Scan the entries for lines with the word "航拍中国大气宣传", then copy those lines.

——

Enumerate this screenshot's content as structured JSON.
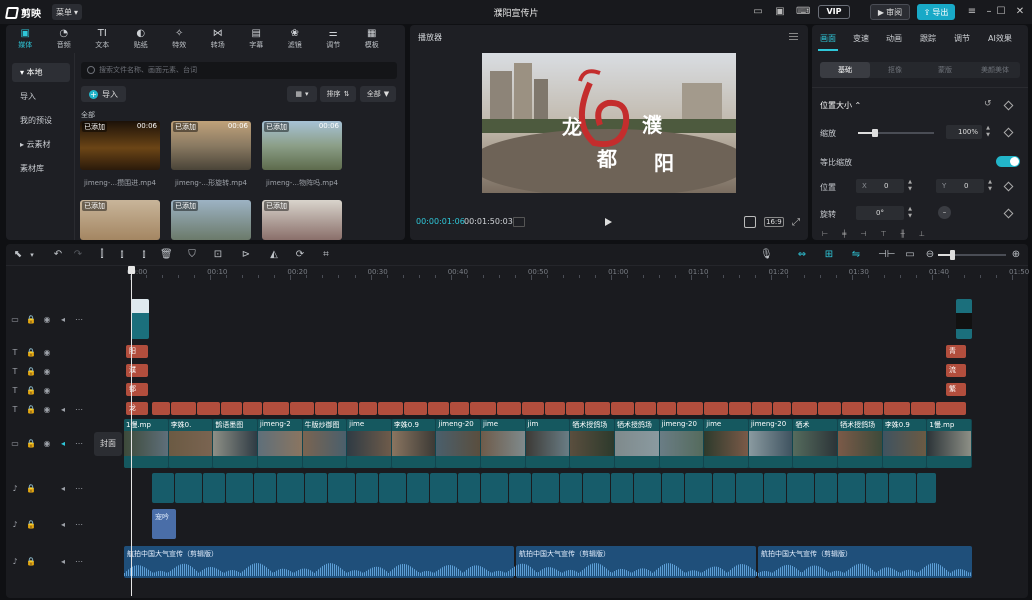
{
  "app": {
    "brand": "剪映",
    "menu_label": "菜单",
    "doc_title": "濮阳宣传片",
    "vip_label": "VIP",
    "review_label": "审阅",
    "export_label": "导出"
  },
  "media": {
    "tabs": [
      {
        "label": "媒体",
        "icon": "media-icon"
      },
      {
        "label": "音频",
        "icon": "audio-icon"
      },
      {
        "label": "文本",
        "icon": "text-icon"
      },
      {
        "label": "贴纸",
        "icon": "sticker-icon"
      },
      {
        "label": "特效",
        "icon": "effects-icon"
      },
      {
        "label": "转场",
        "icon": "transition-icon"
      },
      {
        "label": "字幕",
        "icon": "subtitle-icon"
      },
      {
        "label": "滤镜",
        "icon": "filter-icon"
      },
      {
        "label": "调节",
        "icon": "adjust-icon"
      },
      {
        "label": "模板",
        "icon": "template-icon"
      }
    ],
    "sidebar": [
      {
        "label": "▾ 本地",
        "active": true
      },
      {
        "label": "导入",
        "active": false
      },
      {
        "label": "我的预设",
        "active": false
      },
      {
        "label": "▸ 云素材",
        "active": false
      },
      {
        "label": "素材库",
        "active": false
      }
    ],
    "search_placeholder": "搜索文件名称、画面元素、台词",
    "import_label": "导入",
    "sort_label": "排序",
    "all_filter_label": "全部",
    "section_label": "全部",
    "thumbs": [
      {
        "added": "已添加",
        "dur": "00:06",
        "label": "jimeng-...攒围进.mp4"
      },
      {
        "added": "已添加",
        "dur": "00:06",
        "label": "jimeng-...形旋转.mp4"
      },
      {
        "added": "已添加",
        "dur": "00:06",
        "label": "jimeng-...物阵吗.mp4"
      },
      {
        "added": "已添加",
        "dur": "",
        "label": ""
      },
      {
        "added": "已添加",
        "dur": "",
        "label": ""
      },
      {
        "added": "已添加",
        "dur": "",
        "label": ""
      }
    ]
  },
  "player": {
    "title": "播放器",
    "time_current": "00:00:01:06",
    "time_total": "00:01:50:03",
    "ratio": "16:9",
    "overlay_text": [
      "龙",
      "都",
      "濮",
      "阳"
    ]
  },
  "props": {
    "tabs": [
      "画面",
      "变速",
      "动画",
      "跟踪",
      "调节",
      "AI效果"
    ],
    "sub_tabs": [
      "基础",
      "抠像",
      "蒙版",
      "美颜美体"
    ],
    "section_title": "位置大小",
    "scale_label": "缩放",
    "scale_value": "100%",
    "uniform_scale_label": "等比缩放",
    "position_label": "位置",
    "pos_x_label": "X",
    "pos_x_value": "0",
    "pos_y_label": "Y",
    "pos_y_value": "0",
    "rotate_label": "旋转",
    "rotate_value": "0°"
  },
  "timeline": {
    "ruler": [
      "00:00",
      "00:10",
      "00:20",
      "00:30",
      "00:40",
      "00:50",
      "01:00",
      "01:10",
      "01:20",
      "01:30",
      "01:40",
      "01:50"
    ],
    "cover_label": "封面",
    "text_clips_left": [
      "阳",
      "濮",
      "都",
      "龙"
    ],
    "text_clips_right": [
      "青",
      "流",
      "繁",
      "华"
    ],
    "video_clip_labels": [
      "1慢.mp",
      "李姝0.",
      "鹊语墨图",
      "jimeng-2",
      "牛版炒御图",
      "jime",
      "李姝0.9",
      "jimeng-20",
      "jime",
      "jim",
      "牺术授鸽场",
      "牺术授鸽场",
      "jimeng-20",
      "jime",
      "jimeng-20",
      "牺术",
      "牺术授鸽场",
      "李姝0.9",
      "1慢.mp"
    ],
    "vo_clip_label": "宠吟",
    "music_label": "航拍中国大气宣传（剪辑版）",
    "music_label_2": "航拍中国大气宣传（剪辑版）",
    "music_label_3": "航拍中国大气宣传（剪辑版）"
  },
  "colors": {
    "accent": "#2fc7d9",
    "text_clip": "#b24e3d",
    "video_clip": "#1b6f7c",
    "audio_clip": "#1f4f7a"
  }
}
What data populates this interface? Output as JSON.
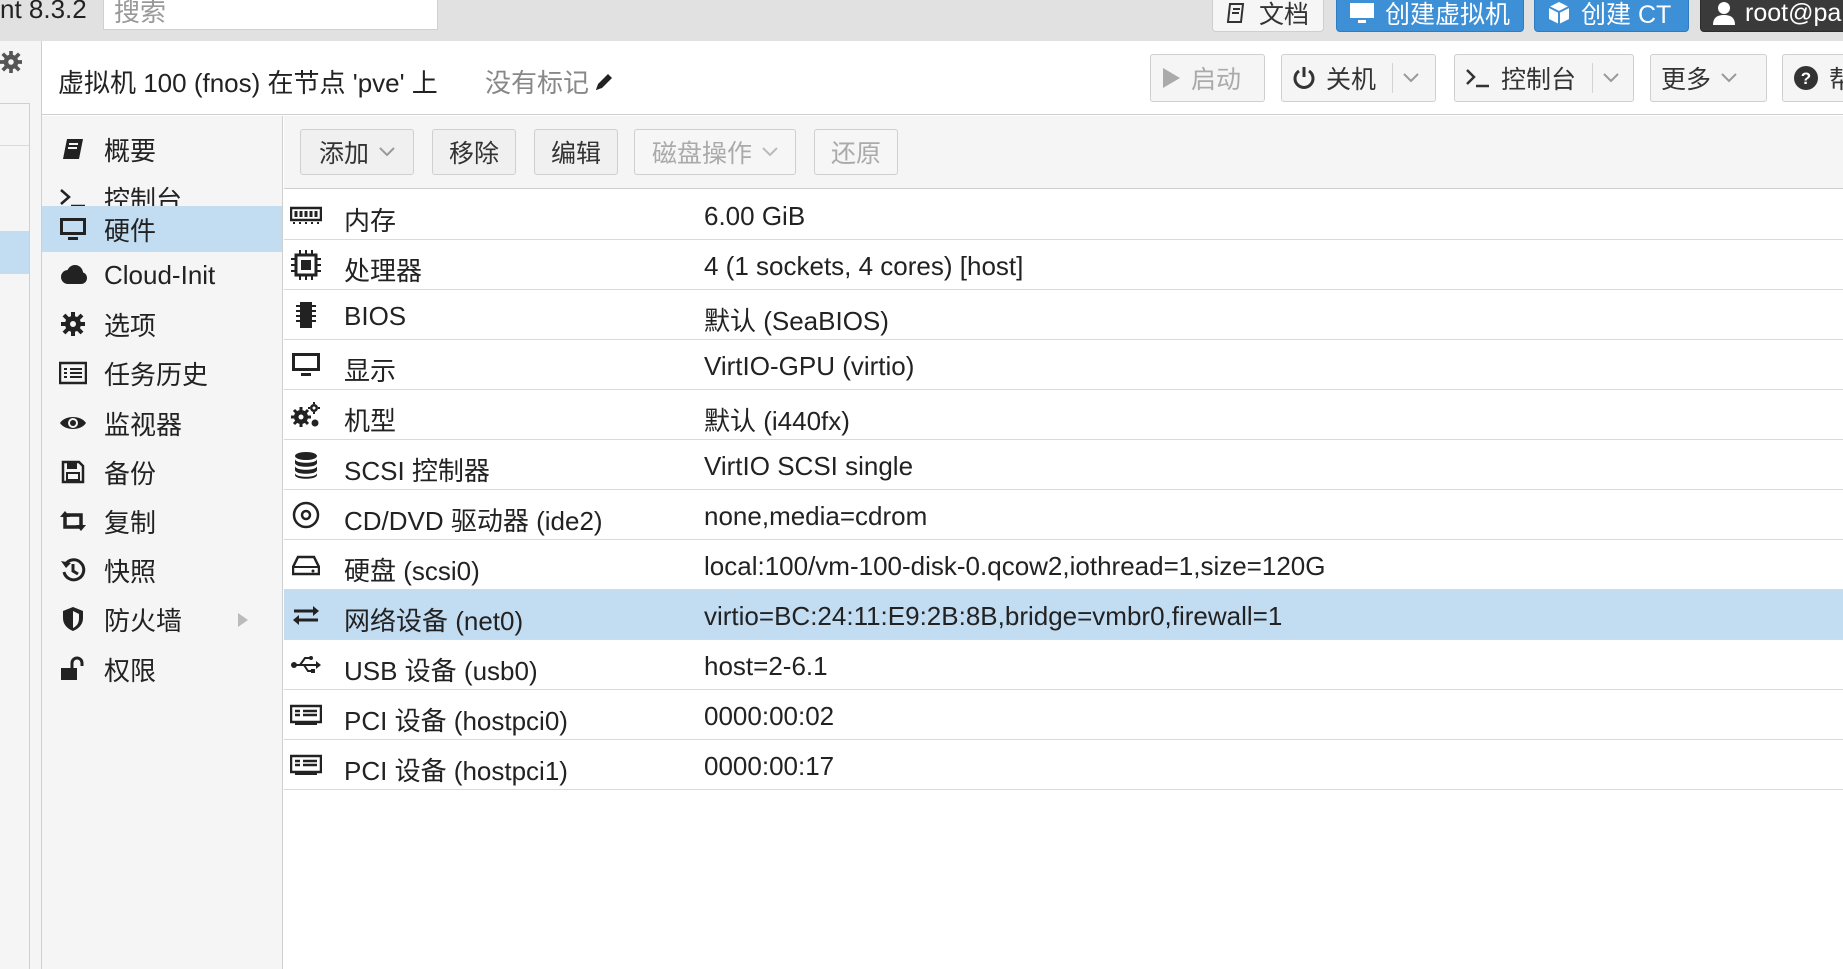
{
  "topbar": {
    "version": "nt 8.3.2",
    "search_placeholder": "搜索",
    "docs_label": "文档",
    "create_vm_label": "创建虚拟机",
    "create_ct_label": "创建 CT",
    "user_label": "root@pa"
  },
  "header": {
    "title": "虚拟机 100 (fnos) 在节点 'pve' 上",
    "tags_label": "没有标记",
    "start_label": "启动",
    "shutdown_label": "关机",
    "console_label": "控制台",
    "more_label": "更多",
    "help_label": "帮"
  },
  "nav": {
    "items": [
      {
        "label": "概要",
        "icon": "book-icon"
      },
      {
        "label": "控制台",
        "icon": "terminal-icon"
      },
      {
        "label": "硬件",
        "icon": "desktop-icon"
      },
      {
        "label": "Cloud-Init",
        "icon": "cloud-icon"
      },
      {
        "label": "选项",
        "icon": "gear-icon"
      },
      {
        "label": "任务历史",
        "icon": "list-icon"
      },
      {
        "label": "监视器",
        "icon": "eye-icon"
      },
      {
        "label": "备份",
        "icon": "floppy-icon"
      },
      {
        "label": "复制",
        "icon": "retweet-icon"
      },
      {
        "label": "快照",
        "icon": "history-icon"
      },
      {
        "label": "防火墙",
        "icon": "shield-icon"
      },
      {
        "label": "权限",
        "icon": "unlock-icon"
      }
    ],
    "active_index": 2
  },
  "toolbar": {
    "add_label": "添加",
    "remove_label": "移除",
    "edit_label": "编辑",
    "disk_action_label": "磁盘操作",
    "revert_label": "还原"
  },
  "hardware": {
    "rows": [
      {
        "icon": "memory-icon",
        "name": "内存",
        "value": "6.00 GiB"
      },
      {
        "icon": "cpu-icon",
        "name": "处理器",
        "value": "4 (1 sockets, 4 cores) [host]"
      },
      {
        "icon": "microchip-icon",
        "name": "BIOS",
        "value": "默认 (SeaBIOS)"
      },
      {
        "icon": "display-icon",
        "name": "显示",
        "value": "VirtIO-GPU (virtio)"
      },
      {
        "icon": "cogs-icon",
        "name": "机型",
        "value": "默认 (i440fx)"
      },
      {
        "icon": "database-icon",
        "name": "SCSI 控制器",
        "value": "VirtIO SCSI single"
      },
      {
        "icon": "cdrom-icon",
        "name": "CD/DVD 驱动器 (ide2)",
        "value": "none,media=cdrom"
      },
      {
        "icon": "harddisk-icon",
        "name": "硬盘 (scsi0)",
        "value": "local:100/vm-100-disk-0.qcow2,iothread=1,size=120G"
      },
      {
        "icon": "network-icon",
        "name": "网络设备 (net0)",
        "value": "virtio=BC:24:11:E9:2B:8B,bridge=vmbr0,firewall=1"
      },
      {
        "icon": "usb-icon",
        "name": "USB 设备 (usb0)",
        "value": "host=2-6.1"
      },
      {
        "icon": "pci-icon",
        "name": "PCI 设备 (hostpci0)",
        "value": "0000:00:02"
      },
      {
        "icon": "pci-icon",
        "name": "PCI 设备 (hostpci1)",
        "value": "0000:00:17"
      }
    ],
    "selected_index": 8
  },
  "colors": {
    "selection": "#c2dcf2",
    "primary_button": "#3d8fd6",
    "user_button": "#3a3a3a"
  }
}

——

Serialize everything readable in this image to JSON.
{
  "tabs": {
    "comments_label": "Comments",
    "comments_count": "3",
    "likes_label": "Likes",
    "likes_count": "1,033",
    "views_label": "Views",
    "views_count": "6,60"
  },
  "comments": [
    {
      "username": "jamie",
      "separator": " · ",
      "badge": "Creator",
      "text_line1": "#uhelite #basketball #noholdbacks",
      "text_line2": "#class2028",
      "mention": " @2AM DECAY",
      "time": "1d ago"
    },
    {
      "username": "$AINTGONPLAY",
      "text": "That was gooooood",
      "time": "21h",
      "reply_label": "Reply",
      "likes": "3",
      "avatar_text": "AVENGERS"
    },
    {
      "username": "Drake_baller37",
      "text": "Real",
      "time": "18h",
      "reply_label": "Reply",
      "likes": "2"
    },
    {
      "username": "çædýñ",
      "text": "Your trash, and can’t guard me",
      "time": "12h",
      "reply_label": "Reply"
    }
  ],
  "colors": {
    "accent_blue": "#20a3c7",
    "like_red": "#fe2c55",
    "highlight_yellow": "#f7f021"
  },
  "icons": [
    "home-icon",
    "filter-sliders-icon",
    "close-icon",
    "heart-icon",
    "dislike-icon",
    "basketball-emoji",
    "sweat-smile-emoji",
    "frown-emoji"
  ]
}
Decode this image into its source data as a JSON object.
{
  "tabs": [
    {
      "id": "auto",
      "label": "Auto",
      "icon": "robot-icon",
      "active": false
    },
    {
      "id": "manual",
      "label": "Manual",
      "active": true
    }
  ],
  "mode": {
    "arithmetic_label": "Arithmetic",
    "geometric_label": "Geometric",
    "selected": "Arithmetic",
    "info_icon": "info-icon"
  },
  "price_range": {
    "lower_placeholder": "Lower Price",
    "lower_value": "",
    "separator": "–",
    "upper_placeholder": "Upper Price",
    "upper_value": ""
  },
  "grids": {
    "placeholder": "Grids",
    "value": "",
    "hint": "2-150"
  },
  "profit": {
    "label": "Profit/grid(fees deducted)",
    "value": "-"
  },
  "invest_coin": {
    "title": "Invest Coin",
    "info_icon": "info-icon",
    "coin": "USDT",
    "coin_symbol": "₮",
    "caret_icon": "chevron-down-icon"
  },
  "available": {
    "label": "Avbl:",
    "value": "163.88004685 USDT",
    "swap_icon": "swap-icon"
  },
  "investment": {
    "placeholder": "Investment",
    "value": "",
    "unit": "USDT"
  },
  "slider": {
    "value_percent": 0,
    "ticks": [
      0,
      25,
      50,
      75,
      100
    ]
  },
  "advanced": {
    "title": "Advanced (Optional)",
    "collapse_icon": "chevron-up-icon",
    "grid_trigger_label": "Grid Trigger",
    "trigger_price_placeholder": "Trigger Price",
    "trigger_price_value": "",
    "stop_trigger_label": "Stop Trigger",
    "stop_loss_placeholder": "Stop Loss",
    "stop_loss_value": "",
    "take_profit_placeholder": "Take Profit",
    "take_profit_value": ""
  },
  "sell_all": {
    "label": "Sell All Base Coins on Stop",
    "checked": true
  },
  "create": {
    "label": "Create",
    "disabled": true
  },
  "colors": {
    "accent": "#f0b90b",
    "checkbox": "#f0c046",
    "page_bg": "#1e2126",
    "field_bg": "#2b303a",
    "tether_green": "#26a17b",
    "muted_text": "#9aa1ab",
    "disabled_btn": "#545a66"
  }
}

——

> **ANSWER SPACE**:
    "music_label": "航拍中国大气宣传（剪辑版）",
    "music_label_2": "航拍中国大气宣传（剪辑版）",
    "music_label_3": "航拍中国大气宣传（剪辑版）"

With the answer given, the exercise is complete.